By Deborah Zabarenko WASHINGTON (Reuters) - Astronomers using two of NASA's most powerful telescopes said on Tuesday they have detected a "big baby" galaxy, vastly heavy for its young age and its location in the early universe. The discovery was surprising, since astronomers have long theorized that galaxies form when stars gradually cluster together, with small galaxies preceding bigger galaxies. But the stars in this cosmic infant -- less than 1 billion years old -- have eight...

2005-09-27 14:20:00

NASA -- Two of NASA's Great Observatories, the Spitzer and Hubble Space Telescopes, have teamed up to "weigh" the stars in several very distant galaxies. One of these galaxies, among the most distant ever seen, appears to be unusually massive and mature for its place in the young universe. This comes as a surprise to astronomers because the earliest galaxies in the universe are commonly thought to have been much smaller agglomerations of stars that gradually merged together to build large...

2005-06-24 06:20:00

ESA -- ESA's orbiting X-ray observatory XMM-Newton joins the fleet of spacecraft taking part in one of the world's largest astronomical observation campaigns - the Deep Impact event "“ on 4 July 2005. On 4 July, NASA's Deep Impact mission will send a 370 kg copper projectile ('impactor') to impact on Comet 9P/Tempel 1, to dig into the secrets of its nucleus. Comets are very interesting celestial objects. In fact, their composition carries important information about the origin of...

2005-05-05 07:25:00

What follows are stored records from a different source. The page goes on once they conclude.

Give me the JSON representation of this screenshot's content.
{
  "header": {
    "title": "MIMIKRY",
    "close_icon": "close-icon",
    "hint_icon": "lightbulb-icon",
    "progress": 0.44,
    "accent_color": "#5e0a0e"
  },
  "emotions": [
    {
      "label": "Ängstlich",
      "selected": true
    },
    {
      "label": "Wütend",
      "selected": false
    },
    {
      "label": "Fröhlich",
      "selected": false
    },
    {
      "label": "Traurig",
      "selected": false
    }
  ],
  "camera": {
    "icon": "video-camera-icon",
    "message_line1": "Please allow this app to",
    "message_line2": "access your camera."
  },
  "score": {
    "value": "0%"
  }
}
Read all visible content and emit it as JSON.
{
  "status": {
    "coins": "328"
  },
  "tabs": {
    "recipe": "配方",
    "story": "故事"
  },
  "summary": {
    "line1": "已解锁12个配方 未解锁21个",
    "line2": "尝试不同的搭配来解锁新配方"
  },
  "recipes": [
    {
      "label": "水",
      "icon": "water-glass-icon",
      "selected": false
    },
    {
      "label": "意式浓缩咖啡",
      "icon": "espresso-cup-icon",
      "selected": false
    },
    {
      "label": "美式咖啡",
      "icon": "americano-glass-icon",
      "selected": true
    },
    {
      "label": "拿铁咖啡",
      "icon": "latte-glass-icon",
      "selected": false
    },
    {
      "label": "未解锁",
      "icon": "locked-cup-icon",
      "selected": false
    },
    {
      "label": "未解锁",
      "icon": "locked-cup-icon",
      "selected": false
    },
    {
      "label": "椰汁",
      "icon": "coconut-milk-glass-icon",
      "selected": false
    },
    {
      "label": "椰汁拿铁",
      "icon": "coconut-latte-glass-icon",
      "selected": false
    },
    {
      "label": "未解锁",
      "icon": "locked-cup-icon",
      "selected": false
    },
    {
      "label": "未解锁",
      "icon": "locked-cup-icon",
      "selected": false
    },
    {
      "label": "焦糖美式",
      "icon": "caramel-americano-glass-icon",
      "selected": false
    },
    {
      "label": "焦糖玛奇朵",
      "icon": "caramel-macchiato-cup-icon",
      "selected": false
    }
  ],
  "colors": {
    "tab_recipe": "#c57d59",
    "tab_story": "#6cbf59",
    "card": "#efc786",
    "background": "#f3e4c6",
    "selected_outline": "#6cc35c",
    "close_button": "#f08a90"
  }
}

JPL -- NASA salutes Space Day, observed this year on May 5, with a new dramatic image of the Sombrero galaxy. Space Day, held the first Thursday each May, is designed to inspire the next generation of explorers. The galaxy, called Messier 104, is commonly known as the Sombrero galaxy because in visible light it resembles a broad-brimmed Mexican hat called a sombrero. The new Sombrero picture combines a recent infrared observation from NASA's Spitzer Space Telescope with a well-known visible...

2005-04-06 07:50:00

RAS -- UK and US astronomers have used the Spitzer Space Telescope and the Hubble Space Telescope to detect  light coming from some of the first stars to form in some of the most distant galaxies yet seen. Speaking today at the RAS National Astronomy Meeting in Birmingham, Dr. Andrew Bunker (University of Exeter) discussed new evidence that the formation of the first galaxies may have got underway earlier than previously thought. This observational work using infrared images from...

Word of the Day
  • A spider.
  • Figuratively, a peevish, testy, ill-natured person.
'Attercop' comes from the Old English 'atorcoppe,' where 'atter' means 'poison, venom' and‎ 'cop' means 'spider.' 'Coppa' is a derivative of 'cop,' top, summit, round head, or 'copp,' cup, vessel, which refers to 'the supposed venomous properties of spiders,' says the OED. 'Copp' is still found in the word 'cobweb.'